Two of the state’s biggest business advocates, the Florida Chamber of Commerce and Associated Industries of Florida, also cheered the bill in a release.
“Florida drivers have consistently asked for legislation that addressed the cost drivers and rampant fraud in Florida’s PIP system; and with not a day to spare, the Florida Legislature delivered a bill that has the potential to bring measurable relief,” stated David Hart, executive vice president of the Florida Chamber.
Tom Feeney, president and CEO of Associated Industries of Florida, added that, “Florida consumers and our law enforcement community have been plagued by a billion-dollar accident fraud problem; and tonight, the Florida Legislature heard their calls for help and delivered meaningful relief.”
Still, for some legislators, the compromise went too far or didn't do enough.
Sen. Larcenia Bullard, D-Miami, said the Senate gives in to the House “too much” by accepting the prohibition on multipliers.
In the House, where the bill was approved 80-34, Rep. Darren Soto, R-Orlando, argued that PIP has become like Frankenstein’s monster, can’t be fixed and should be replaced by bodily injury insurance.
“PIP is an abomination -- it’s turned on us,” Soto said. Backers of the bill in the Senate and House were able to reach consensus on the differing positions of bills approved by both chambers early Friday.
Scott, who worked behind the scenes and publicly pushed for the revamping of the no-fault coverage, spent Friday morning crisscrossing the state’s airwaves -- calling from the governor’s mansion in Tallahassee -- as part of a last-day push.
“There’s no reason it can’t get done today,” Scott told 540 AM WFLA in Orlando.
On 1260 AM WFTW in Fort Walton Beach he expressed optimism that compromises would be found in the House and Senate bills.
Scott also called in to stations in Tallahassee, Tampa, Naples, Melbourne and Miami before legislators hit the floor to begin the final day of the regular session.

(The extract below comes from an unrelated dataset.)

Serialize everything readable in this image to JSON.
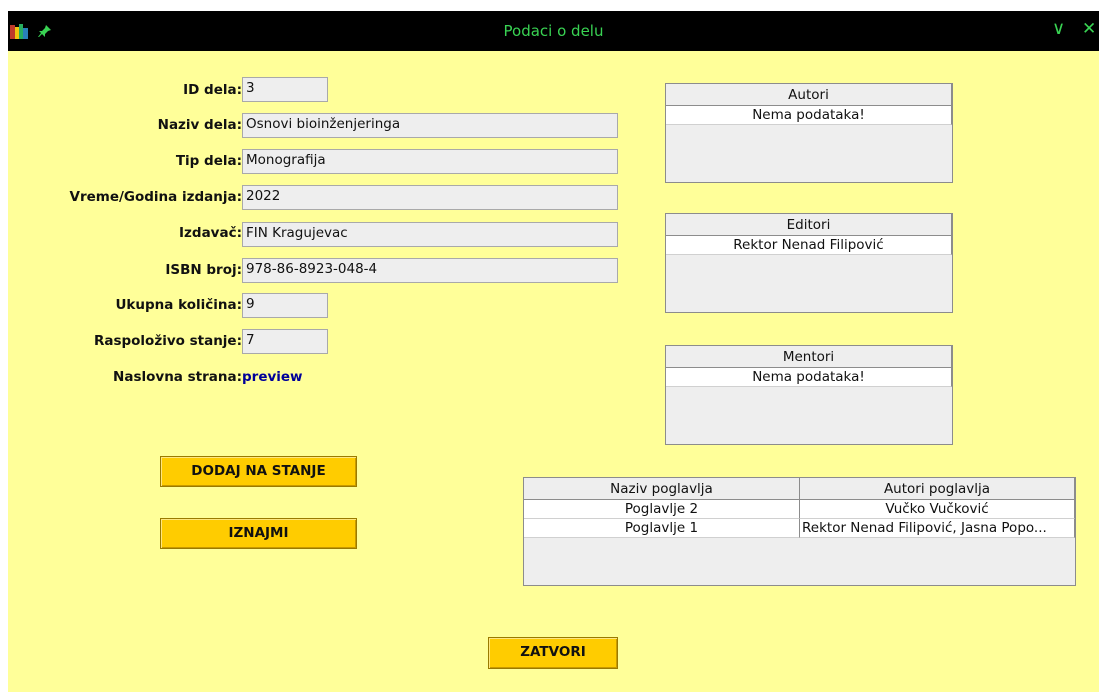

Scott also told 540 AM WFLA that he has been spending his week focused on PIP reform and has yet to go through the 3,000 lines of the state budget to consider vetoes.
Reach Jim Turner at email@example.com or at (772) 215-9889.